Disappointingly, I have heard stories of people getting sick with Coronavirus and people who disliked those people reacting joyfully. The most recent example is Rand Paul. I am personally not a Rand Paul fan. Apparently he was acting recklessly as well by not self-isolating. He obviously should not do that. But I never wish physical harm on people with whom I disagree, and it’s disgusting that there are people out there – in these times, no less – who take joy in something like that. Let’s not pretend that a decent chunk of our population probably silently prayed that President Trump’s coronavirus test would come back positive. I found out just now that Aziz Ansari is now dealing with Coronavirus. Will Felicia Sonmez – who tweeted a reminder about Kobe Bryant’s rape allegation mere minutes after his death – send out a tweet reminding people now of allegations against Mr. Ansari?
I wrote a blog recently about empathy, which is about people trying their best. I believe most people who have these unfortunate feelings are indeed trying their best. The irony is that the people for whom I feel this empathy are themselves not capable of having their own empathy. This is what sets them apart and allows them to go to the brink in what terrible things they want for other people.
Isn’t this the best time for all of us to forget all of the trivial, relatively inconsequential things we fought over before and realize that we are all trying our best?
Maybe, when the world seems like it’s about to end, our disagreements on a border wall don’t seem to matter much any more. Maybe Trump supporters aren’t a basket of deplorables when a lot of them are working in an Amazon factory somewhere far away that you will never see delivering you the essential things you need right now. Maybe that super liberal snowflake who works in the brewery who is now making you your hand sanitizer to help save your life at their own expense has the right kind of sensitivity – a sensitivity to care for others no matter what opinions they have.
I wish we might all be a little more patient right now. After all, the world has slowed down for many of us. We have the time and the ability to observe, to think, to respond. Our work trips, conferences, and events are postponed for the foreseeable future. We have nothing but time to read, to walk, to be present in a moment and not to be consumed by everything that seems to irritate us in lives that seem to go by so quickly. If there is ever a time to be patient, it is now, while we have the time to be patient.

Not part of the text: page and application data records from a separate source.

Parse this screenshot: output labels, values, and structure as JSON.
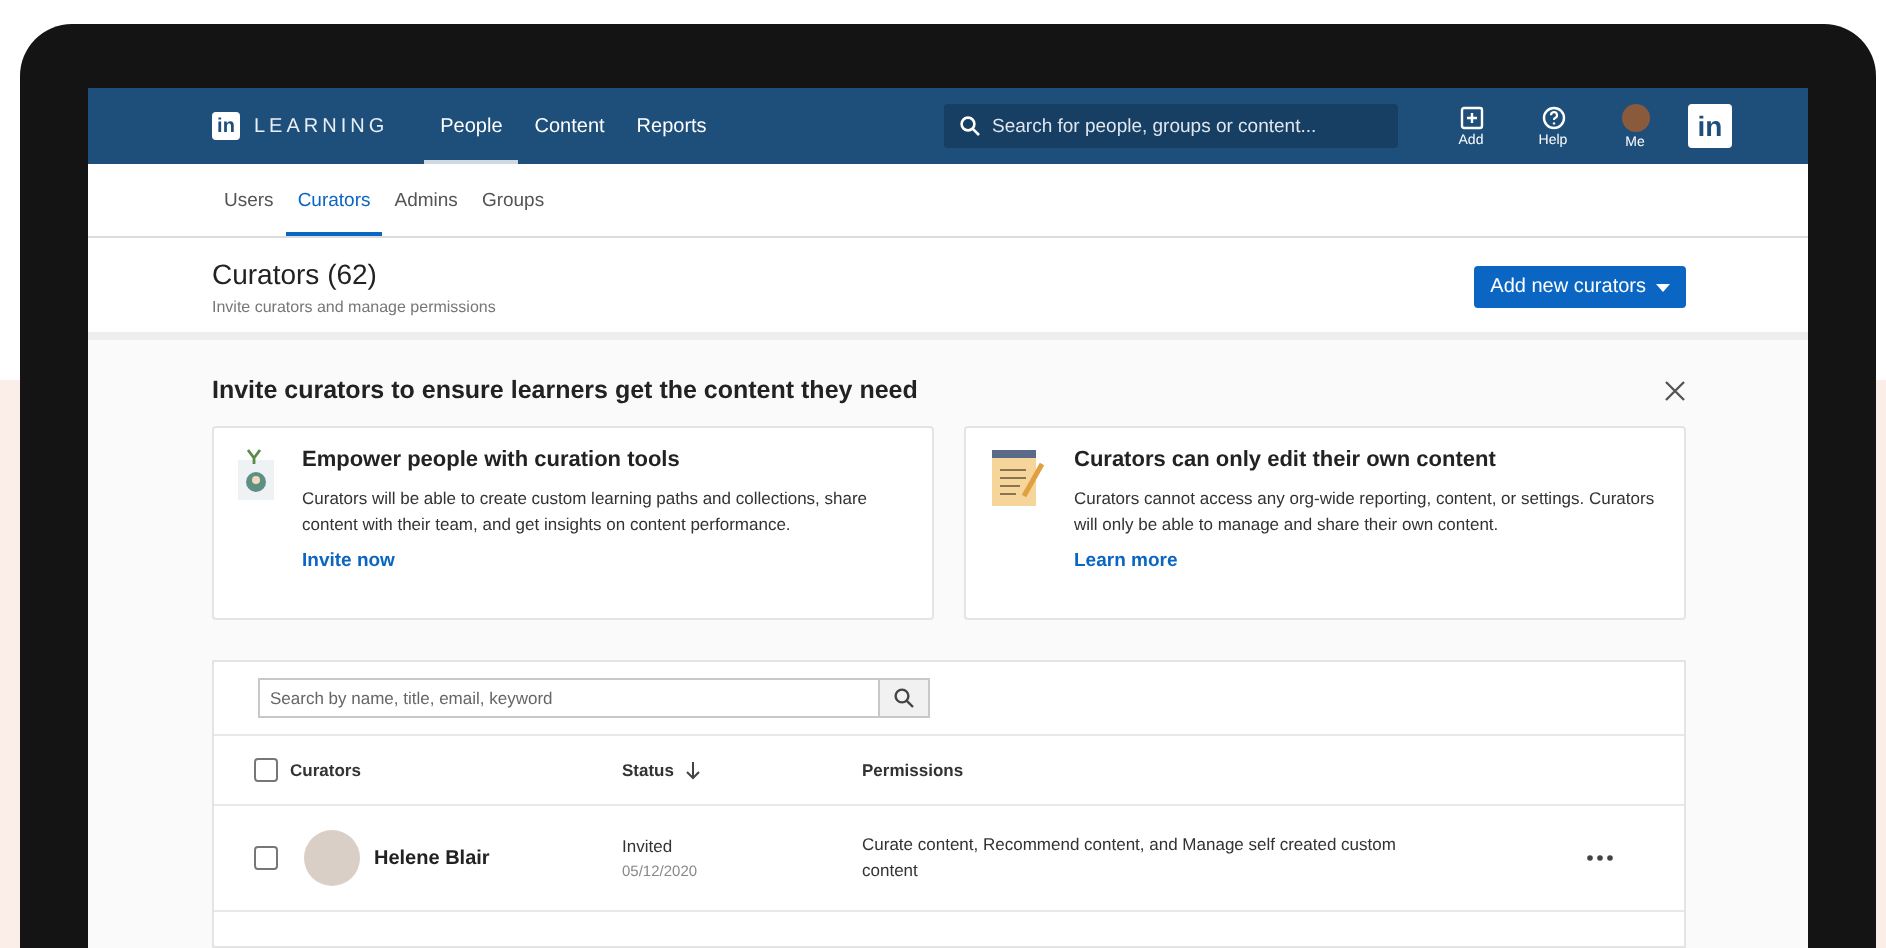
{
  "navbar": {
    "logo_badge": "in",
    "logo_text": "LEARNING",
    "nav_items": [
      {
        "label": "People",
        "selected": true
      },
      {
        "label": "Content",
        "selected": false
      },
      {
        "label": "Reports",
        "selected": false
      }
    ],
    "search": {
      "placeholder": "Search for people, groups or content..."
    },
    "actions": [
      {
        "kind": "add",
        "label": "Add"
      },
      {
        "kind": "help",
        "label": "Help"
      },
      {
        "kind": "avatar",
        "label": "Me"
      }
    ],
    "brand_badge": "in"
  },
  "subtabs": [
    {
      "label": "Users",
      "selected": false
    },
    {
      "label": "Curators",
      "selected": true
    },
    {
      "label": "Admins",
      "selected": false
    },
    {
      "label": "Groups",
      "selected": false
    }
  ],
  "header": {
    "title": "Curators (62)",
    "subtitle": "Invite curators and manage permissions",
    "button": "Add new curators"
  },
  "invite": {
    "title": "Invite curators to ensure learners get the content they need",
    "cards": [
      {
        "kind": "people",
        "title": "Empower people with curation tools",
        "body": "Curators will be able to create custom learning paths and collections, share content with their team, and get insights on content performance.",
        "link": "Invite now"
      },
      {
        "kind": "notepad",
        "title": "Curators can only edit their own content",
        "body": "Curators cannot access any org-wide reporting, content, or settings. Curators will only be able to manage and share their own content.",
        "link": "Learn more"
      }
    ]
  },
  "table": {
    "search": {
      "placeholder": "Search by name, title, email, keyword"
    },
    "select_all_checked": false,
    "columns": [
      {
        "label": "Curators",
        "sorted": false
      },
      {
        "label": "Status",
        "sorted": true
      },
      {
        "label": "Permissions",
        "sorted": false
      }
    ],
    "rows": [
      {
        "checked": false,
        "name": "Helene Blair",
        "status": "Invited",
        "date": "05/12/2020",
        "permissions": "Curate content, Recommend content, and Manage self created custom content"
      }
    ]
  }
}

The next time you feel like someone is out there to bring you down, remember, they are in this same battle with you, and that battle is a lot bigger than whatever is going on between you and that person. If you can’t do that now, you never will. We all need to be extra thankful for the healthcare workers, pharmacists, grocery store workers, delivery people, emergency service workers and all the other people working hard to keep everyone else safe. Chances are, most of these people don’t see eye to eye with you on many other issues you care about. They do share the human element.